Earlier we noted an interesting juxtaposition. On one hand feminists claim to be deeply concerned about health care and saving lives. On the other hand they promote policies and behaviors that cause increased numbers of deaths. One such example is the relationship between “Breast Cancer and Abortion.” Over at Sigma Frame, Jack writes in “How the Pill Kills” of another. For context, I strongly encourage you to read it before reading my supplemental commentary here.
In the United States, ~700 woman die each year (out of ~4,000,000) from complications related to pregnancy or delivery. By contrast ~250 women die each year (out of ~13,000,000) from VT associated with oral contraceptives. Similarly, the risk of getting VTE while on the pill is about 5x greater than the general population, while about half the risk of getting it while pregnant.
As with breast cancer and abortion, we found that feminists play games with statistics to make it seem as if their policies and behaviors save lives rather than cost them. The same is true here, since these statistics do show that it is somewhat safer to be on oral contraceptives compared to being pregnant. There are multiple problems with this reasoning.
First, being on oral contraceptives is more dangerous than not being on them. It is significantly more dangerous than other pregnancy preventatives, such as breast feeding, NFP, condom use, abstinence, and sterilization. Indeed, the availability of viable alternatives makes oral contraceptives and their associated increased health risks one of pure convenience and choice. Since they are not required to prevent pregnancy, the proper statistical comparison is against the general population.
Second, the risk break-even for oral contraceptives compared to pregnancy is 2 to 10 years—taking the pill for as little as two years is similar in health risk to having a single pregnancy. Even ignoring the first point, correcting for the average fertility rate of women and the number of years on oral contraceptives suggests that the adjusted lifetime risk to women on the pill is equal to or greater than the lifetime risks from pregnancy.
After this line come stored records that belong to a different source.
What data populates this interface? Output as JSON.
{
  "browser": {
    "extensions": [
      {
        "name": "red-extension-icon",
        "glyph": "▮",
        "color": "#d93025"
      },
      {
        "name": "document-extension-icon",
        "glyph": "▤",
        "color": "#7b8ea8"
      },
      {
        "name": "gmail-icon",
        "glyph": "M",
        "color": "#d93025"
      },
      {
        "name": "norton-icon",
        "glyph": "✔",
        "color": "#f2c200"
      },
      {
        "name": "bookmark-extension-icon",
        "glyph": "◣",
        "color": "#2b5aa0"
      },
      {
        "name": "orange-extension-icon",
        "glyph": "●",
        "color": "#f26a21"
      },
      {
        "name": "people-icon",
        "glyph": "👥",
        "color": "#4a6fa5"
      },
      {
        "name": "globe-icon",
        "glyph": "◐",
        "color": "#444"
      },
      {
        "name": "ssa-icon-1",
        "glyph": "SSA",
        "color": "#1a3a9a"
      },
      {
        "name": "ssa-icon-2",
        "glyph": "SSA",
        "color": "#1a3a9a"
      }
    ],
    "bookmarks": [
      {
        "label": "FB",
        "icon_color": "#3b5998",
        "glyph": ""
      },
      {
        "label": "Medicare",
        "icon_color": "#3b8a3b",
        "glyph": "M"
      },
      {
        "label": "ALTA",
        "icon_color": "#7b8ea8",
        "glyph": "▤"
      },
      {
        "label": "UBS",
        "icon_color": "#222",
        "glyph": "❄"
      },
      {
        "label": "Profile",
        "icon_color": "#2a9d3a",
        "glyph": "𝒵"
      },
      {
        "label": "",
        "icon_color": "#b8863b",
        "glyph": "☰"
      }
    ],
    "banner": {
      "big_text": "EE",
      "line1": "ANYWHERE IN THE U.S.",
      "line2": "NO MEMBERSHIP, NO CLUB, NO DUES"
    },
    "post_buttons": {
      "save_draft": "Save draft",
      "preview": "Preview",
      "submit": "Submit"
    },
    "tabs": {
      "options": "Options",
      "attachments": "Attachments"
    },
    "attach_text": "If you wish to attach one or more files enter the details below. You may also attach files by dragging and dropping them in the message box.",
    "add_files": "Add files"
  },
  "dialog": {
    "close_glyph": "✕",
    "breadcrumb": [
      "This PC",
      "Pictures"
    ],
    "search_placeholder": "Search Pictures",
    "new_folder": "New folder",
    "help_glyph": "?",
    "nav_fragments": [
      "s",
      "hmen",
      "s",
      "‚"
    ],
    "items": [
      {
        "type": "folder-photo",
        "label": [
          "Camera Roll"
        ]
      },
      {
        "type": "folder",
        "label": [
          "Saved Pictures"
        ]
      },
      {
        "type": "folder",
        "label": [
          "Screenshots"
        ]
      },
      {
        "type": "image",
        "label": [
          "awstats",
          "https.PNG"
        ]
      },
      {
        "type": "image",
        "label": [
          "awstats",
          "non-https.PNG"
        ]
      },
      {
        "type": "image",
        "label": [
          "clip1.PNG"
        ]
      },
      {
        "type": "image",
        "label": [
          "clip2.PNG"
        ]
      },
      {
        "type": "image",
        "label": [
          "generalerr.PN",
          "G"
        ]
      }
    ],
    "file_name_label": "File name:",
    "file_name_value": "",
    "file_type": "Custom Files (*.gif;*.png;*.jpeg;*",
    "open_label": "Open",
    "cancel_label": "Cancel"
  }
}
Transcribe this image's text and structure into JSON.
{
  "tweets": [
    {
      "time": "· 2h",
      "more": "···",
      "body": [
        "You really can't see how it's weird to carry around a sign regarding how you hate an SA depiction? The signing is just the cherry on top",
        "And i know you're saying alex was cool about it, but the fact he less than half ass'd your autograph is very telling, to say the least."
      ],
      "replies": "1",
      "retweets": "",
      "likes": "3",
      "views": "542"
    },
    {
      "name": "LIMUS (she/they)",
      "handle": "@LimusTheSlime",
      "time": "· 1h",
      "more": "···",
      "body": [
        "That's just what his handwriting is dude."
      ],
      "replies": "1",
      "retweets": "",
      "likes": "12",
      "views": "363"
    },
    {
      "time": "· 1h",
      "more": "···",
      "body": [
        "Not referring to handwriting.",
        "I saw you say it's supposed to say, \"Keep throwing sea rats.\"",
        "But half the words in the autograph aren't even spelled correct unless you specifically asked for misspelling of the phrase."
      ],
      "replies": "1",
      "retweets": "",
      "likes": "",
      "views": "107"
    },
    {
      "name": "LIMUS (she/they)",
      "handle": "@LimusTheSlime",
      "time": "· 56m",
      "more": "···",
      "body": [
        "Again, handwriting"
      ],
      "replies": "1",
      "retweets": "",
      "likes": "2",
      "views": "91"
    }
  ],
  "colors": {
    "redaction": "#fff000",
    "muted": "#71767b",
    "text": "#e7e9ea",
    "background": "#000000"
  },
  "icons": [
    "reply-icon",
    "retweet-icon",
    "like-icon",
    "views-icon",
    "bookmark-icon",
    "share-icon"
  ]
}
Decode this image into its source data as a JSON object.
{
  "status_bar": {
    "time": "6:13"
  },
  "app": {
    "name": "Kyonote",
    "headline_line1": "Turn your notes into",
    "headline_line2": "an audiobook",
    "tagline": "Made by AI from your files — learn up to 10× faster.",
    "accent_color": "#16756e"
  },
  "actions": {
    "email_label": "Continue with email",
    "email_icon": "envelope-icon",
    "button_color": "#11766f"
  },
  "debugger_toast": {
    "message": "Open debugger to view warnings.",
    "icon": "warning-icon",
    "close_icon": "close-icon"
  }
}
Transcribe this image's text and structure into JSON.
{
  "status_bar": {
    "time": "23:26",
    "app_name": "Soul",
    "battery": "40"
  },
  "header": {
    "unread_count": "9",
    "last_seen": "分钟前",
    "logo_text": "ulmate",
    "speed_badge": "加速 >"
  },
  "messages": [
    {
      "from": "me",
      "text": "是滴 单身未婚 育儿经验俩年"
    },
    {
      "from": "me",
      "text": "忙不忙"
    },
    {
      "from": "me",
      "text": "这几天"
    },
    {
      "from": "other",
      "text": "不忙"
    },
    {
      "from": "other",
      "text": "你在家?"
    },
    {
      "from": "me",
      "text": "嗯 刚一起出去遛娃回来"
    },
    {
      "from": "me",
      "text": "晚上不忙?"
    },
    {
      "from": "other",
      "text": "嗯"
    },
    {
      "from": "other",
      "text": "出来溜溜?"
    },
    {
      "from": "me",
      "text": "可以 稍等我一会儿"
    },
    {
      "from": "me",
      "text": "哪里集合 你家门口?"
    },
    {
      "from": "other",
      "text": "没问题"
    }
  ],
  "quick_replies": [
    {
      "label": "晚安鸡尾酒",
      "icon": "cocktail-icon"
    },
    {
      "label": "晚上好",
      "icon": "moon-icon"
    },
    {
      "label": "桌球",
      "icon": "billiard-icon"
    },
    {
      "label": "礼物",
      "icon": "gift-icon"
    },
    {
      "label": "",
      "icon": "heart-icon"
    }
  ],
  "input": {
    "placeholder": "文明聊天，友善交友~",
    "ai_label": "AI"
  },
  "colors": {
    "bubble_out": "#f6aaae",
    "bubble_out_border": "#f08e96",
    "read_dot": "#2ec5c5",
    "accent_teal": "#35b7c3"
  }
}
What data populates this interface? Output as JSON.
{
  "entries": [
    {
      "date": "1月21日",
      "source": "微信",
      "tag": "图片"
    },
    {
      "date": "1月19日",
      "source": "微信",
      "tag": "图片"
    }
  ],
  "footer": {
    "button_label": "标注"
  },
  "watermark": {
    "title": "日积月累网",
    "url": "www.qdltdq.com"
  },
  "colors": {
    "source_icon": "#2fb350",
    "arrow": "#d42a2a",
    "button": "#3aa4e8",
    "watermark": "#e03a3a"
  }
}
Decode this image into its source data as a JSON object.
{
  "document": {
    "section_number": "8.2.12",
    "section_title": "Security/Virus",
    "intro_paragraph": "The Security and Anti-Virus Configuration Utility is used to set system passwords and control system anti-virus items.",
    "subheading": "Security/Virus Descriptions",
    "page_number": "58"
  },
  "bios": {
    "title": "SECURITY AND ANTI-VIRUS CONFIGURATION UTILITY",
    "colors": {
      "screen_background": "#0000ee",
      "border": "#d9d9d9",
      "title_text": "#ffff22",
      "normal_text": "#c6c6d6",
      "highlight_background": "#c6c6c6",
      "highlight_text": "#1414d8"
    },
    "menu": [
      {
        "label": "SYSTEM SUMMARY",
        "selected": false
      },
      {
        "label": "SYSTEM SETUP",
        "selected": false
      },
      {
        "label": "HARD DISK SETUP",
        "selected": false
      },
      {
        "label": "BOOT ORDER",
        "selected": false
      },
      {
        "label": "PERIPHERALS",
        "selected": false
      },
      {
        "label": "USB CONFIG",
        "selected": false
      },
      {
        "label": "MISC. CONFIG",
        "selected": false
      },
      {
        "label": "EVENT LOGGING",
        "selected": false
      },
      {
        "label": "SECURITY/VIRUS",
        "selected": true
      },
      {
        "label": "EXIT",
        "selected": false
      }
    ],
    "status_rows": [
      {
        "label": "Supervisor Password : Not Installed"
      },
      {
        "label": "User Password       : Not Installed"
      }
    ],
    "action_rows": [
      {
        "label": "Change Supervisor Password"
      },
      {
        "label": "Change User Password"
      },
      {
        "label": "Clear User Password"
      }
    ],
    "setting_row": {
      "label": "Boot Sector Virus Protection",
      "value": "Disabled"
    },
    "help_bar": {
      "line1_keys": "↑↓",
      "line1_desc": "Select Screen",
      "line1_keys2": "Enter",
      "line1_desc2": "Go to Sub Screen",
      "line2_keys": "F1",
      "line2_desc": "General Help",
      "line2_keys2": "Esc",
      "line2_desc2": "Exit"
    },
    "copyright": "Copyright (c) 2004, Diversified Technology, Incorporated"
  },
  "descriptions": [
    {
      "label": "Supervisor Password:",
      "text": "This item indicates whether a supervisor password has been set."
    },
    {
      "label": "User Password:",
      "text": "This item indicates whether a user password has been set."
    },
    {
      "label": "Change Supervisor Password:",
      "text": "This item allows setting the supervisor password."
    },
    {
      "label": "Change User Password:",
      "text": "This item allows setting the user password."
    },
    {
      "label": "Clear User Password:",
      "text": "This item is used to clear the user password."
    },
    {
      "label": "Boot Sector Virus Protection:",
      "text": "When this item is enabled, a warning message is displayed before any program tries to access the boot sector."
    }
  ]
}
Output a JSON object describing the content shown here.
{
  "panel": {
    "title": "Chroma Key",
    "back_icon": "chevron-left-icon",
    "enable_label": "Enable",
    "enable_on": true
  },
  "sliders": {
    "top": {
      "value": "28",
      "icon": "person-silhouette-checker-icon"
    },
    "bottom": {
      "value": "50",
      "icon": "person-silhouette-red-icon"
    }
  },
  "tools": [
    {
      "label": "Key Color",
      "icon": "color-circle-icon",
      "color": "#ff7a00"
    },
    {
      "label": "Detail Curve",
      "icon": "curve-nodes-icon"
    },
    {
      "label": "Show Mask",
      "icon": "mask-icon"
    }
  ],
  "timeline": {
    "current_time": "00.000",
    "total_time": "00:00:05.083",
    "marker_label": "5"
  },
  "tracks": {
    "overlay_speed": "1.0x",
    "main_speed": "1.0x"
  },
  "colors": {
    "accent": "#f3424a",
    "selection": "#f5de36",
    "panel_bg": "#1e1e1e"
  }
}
Consider, Abbey Parkes, pictured above, who started on the pill at age 14 and was dead at 20. During that time on the pill she experienced roughly the risk of a pregnancy, without reaping any of the health benefits associated with pregnancy or experiencing the joys of marriage and motherhood.
Third, as we saw with breast cancer and abortion, the risk of harm is significantly greater than merely the risk of death. Surviving a negative health event is still a bad thing. The risk of dying compared to the general population is lower than the overall risk of non-death negative health events. Taking oral contraceptives not only threatens death, but also your quality of life.
In summary, we confirm once again that feminism leads to more unnecessary suffering and death in the name of the almighty orgasm. Being on oral contraceptives unnecessarily increases a woman’s risk of death and other negative health effects.
UPDATE: This post has been corrected to eliminate incorrect/unclear statistical inferences.
 Division of Reproductive Health, National Center for Chronic Disease Prevention and Health Promotion. Centers for Disease Control and Prevention. February 26, 2019. https://www.cdc.gov/reproductivehealth/maternalinfanthealth/pregnancy-relatedmortality.htm
 Keenan, L., Kerr, T., Duane, M., & Van Gundy, K. (2018). Systematic Review of Hormonal Contraception and Risk of Venous Thrombosis. The Linacre Quarterly, 85(4), 470–477. https://doi.org/10.1177/0024363918816683
 Peter Kovacs. “Oral Contraceptives and the Risk for Venous Thromboembolism.” Medscape. Oct 09, 2009 (referencing: van Hylckama Vlieg A, Helmerhorst FM, Vandenbroucke JP, Doggen CJ, Rosendaal FR, “The Venous Thrombotic Risk of Oral Contraceptives, Effects of Oestrogen Dose and Progestogen Type: Results of the MEGA Case-Control Study”, The British Medical Journal (BMJ) 2009 339:b2921).
 This is an estimate: pill use and pregnancy have different and varied side effects. Age plays a factor as well. It is also for comparison only: as per the first point, all real risk is relative to the general population.